[WHAT YOU ARE ASKED TO DO]
Copy each line of the following data that contains "수급기간".
┌──
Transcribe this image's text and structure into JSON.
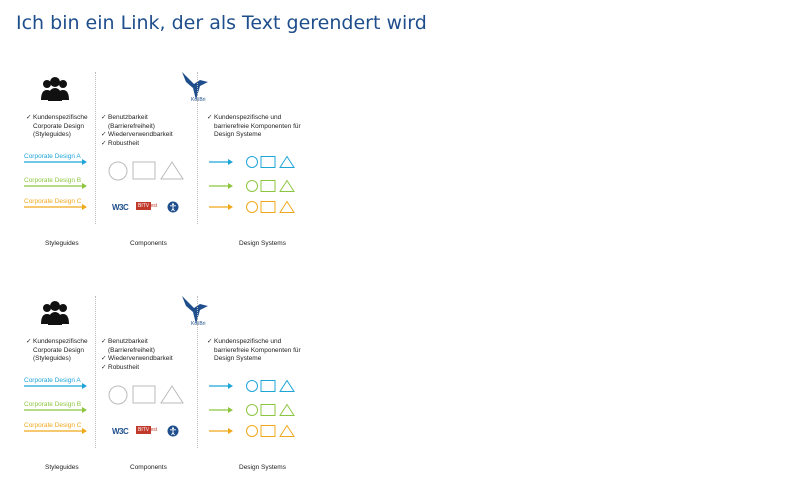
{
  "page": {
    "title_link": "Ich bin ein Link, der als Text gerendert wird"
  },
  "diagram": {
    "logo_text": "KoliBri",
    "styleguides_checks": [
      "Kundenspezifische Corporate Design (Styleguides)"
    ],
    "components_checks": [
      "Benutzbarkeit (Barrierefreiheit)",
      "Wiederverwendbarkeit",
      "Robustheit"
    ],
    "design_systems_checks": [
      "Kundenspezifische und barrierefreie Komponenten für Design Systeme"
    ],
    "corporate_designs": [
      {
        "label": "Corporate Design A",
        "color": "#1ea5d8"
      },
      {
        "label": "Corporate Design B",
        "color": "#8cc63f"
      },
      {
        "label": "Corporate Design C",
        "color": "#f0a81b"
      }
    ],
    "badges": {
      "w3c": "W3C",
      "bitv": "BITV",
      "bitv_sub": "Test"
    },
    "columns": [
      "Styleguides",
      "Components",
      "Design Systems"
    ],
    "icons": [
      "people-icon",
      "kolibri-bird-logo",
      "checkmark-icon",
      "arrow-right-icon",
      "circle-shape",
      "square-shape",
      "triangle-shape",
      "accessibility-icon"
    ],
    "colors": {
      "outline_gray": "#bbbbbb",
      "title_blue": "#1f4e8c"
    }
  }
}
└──
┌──
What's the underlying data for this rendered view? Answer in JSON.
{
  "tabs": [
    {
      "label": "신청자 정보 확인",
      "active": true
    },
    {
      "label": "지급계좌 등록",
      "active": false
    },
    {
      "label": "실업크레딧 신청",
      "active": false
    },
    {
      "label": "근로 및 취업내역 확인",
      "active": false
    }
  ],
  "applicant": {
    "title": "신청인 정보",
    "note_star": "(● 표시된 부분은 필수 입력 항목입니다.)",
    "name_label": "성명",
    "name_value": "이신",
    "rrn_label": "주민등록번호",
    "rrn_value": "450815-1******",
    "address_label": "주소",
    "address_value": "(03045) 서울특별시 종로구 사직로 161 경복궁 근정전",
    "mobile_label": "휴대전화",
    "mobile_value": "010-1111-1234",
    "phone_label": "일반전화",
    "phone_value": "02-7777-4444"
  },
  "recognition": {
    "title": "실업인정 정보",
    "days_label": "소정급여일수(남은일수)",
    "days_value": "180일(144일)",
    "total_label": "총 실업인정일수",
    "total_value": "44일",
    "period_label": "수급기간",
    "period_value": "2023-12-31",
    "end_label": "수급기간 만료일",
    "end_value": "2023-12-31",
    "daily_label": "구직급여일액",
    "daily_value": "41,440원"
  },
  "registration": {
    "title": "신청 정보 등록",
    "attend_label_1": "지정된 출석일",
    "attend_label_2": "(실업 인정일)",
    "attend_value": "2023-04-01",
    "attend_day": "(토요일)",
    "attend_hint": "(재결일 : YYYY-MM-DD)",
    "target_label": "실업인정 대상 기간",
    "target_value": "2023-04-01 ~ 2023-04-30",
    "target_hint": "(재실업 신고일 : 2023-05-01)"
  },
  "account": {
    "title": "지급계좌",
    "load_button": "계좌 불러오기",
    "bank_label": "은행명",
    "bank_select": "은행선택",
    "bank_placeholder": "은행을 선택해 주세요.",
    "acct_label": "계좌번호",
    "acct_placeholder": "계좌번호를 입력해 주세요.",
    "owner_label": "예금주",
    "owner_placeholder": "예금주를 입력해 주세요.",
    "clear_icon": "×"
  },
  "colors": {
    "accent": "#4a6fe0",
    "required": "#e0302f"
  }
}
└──
[SOLUTION]
    "period_label": "수급기간",
    "end_label": "수급기간 만료일",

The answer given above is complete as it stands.